Ebola: Northern Ireland case inevitable says RVH consultant
A consultant in the infectious diseases unit at Belfast's Royal Victoria Hospital has said it is likely Northern Ireland will have to deal with an Ebola case in the next few months.
The doctor advised that the public should not be alarmed as the specialist team has been preparing for such an event for months.
Dr Sara Hedderwick told the BBC that a case in Northern Ireland is inevitable.
She said the risk would continue for at least another 12 months.
"It is reasonably likely that a person with viral haemorrhagic fever (Ebola) comes back to Northern Ireland, but I think we have really good processes in place to prevent the public being worried about it at all," she said.
Following a suspected Ebola case last month, which proved negative, the infectious diseases team at the Royal Victoria Hospital has been put on alert.
According to one of the doctors, who was on call that weekend, the staff who work in the unit went into "autopilot".
Dr Mark McNichol said the team had been preparing for such an incident for months.
"You are thinking of the safety of the patient and, of course, the safety of the staff," he said.
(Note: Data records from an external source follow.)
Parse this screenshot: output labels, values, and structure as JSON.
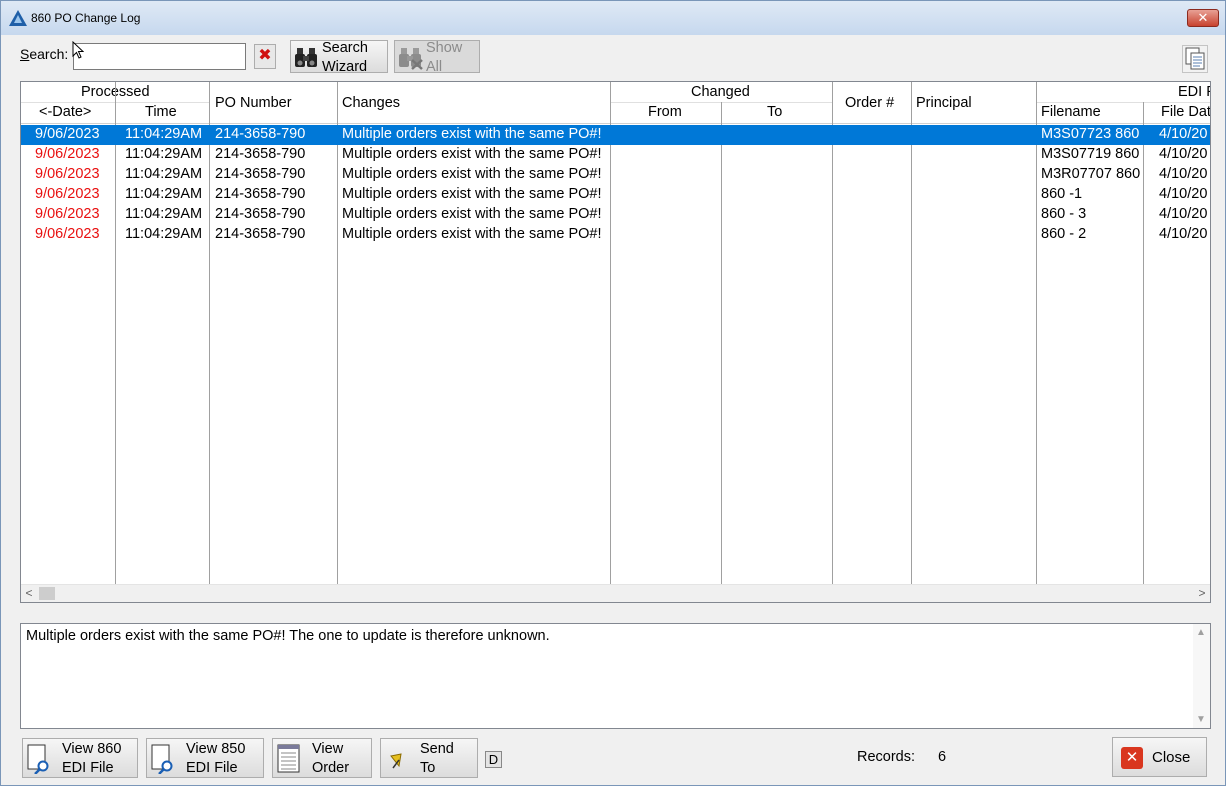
{
  "window": {
    "title": "860 PO Change Log",
    "close_glyph": "✕"
  },
  "search": {
    "label": "Search:",
    "value": "",
    "clear_glyph": "✖"
  },
  "toolbar": {
    "search_wizard": [
      "Search",
      "Wizard"
    ],
    "show_all": [
      "Show",
      "All"
    ]
  },
  "grid": {
    "group_headers": {
      "processed": "Processed",
      "changed": "Changed",
      "edi": "EDI F"
    },
    "columns": {
      "date": "<-Date>",
      "time": "Time",
      "po_number": "PO Number",
      "changes": "Changes",
      "from": "From",
      "to": "To",
      "order_num": "Order #",
      "principal": "Principal",
      "filename": "Filename",
      "file_date": "File Dat"
    },
    "rows": [
      {
        "date": "9/06/2023",
        "time": "11:04:29AM",
        "po": "214-3658-790",
        "changes": "Multiple orders exist with the same PO#!",
        "from": "",
        "to": "",
        "order": "",
        "principal": "",
        "filename": "M3S07723 860",
        "file_date": "4/10/20"
      },
      {
        "date": "9/06/2023",
        "time": "11:04:29AM",
        "po": "214-3658-790",
        "changes": "Multiple orders exist with the same PO#!",
        "from": "",
        "to": "",
        "order": "",
        "principal": "",
        "filename": "M3S07719 860",
        "file_date": "4/10/20"
      },
      {
        "date": "9/06/2023",
        "time": "11:04:29AM",
        "po": "214-3658-790",
        "changes": "Multiple orders exist with the same PO#!",
        "from": "",
        "to": "",
        "order": "",
        "principal": "",
        "filename": "M3R07707 860",
        "file_date": "4/10/20"
      },
      {
        "date": "9/06/2023",
        "time": "11:04:29AM",
        "po": "214-3658-790",
        "changes": "Multiple orders exist with the same PO#!",
        "from": "",
        "to": "",
        "order": "",
        "principal": "",
        "filename": "860 -1",
        "file_date": "4/10/20"
      },
      {
        "date": "9/06/2023",
        "time": "11:04:29AM",
        "po": "214-3658-790",
        "changes": "Multiple orders exist with the same PO#!",
        "from": "",
        "to": "",
        "order": "",
        "principal": "",
        "filename": "860 - 3",
        "file_date": "4/10/20"
      },
      {
        "date": "9/06/2023",
        "time": "11:04:29AM",
        "po": "214-3658-790",
        "changes": "Multiple orders exist with the same PO#!",
        "from": "",
        "to": "",
        "order": "",
        "principal": "",
        "filename": "860 - 2",
        "file_date": "4/10/20"
      }
    ],
    "selected_row": 0,
    "scroll_left": "<",
    "scroll_right": ">"
  },
  "memo": {
    "text": "Multiple orders exist with the same PO#! The one to update is therefore unknown."
  },
  "buttons": {
    "view860": [
      "View 860",
      "EDI File"
    ],
    "view850": [
      "View 850",
      "EDI File"
    ],
    "view_order": [
      "View",
      "Order"
    ],
    "send_to": [
      "Send",
      "To"
    ],
    "d": "D",
    "close": "Close"
  },
  "records": {
    "label": "Records:",
    "count": "6"
  },
  "colors": {
    "selected_row": "#0078d7",
    "date_text": "#e81010",
    "close_icon": "#d9361e"
  }
}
"When the case came to us on the Saturday we immediately activated the contingency plan. The main isolation room is ready and the gear and disposable equipment is sitting ready for us to use."
As well as doctors and a consultant, a team of four nurses was on call to care for the patient.
At the time, the Public Health Agency confirmed that the patient had recently returned from Sierra Leone.
After becoming unwell they had reported symptoms to their GP who then transferred them to the Royal Victoria hospital.
While the case proved negative, according to Dr McNichol it gave the team a dry run.
"You take a bit more time over what you are doing. You are more deliberate when dealing with a real patient, you are making sure you aren't exposed or you aren't putting other people at harm as well," he said.
Trained staff are familiar with the personal protective equipment, that includes two layers of protective clothing, an outer apron, thick boots, two pairs of gloves, a domed helmet, mask and goggles.
The gear, while light to touch, is very hot to wear.
Any member of staff attending the patient must wear the proper attire and dispose of it correctly afterwards.
The clothing is removed in three separate rooms.
It is then triple bagged, disposed of and collected by a special cleaning team who transfer the waste material to Scotland where it is incinerated.
At the final stage of removing the protective equipment the nurse is attended to by a "buddy" who is also wearing protective clothing.
The final room contains a showering area.
As I made my way around the unit I was struck by the dedication of the staff. Despite being in the middle of a potentially deadly virus, these nurses and doctors are dedicated to their patients and their colleagues.
While working in many areas of the hospital is open to infection, the infectious diseases unit is particularly acute.
While the Royal Victoria Hospital has one main isolation unit, there are facilities to isolate up to six patients with Ebola.
However, to cater for such numbers, patients in the infectious disease area would have to be moved elsewhere in the hospital.
In normal circumstances four nurses are required per patient so as to rotate the amount of time they spend on the ward.
Such an event would cause a lot of disruption in the hospital and place staff under enormous pressure.
Dr Hedderwick, who is a consultant in the department said dealing with as many as six at the one time was highly unlikely.
"We do have a contingency plan in place to look after three people in separate rooms. We could look after more for a very short period of time by closing off part of the department," he said.
"But looking after that number would be a huge drain on staff and the hospital. We would have to move patients in infectious diseases to other parts of the hospital."
Dr Hedderwick warned the Christmas holidays would trigger more people travelling to various parts of the world, including west Africa, where Ebola is still lingering. That will increase the risk of people then returning to the UK possibly carrying the deadly virus.
Also, as more volunteers from across the UK arrive in west Africa to combat the deadly virus more will return with symptoms suggesting Ebola.
The Royal Victoria Hospital deals with around 30 cases of malaria per year. That involves the infectious diseases team and the isolation unit.
They were the first batch of NHS volunteers to be deployed by the government after more than 1,000 came forward to offer their services.
Among them are GPs, nurses, psychiatrists and emergency medicine consultants, all of whom will work in treatment centres built by Army engineers and funded by the Department for International Development.
The protective overalls they will wear, made by four British companies, leave no part of their body exposed and will be crucial in keeping them safe - although the risk of infection cannot be ruled out.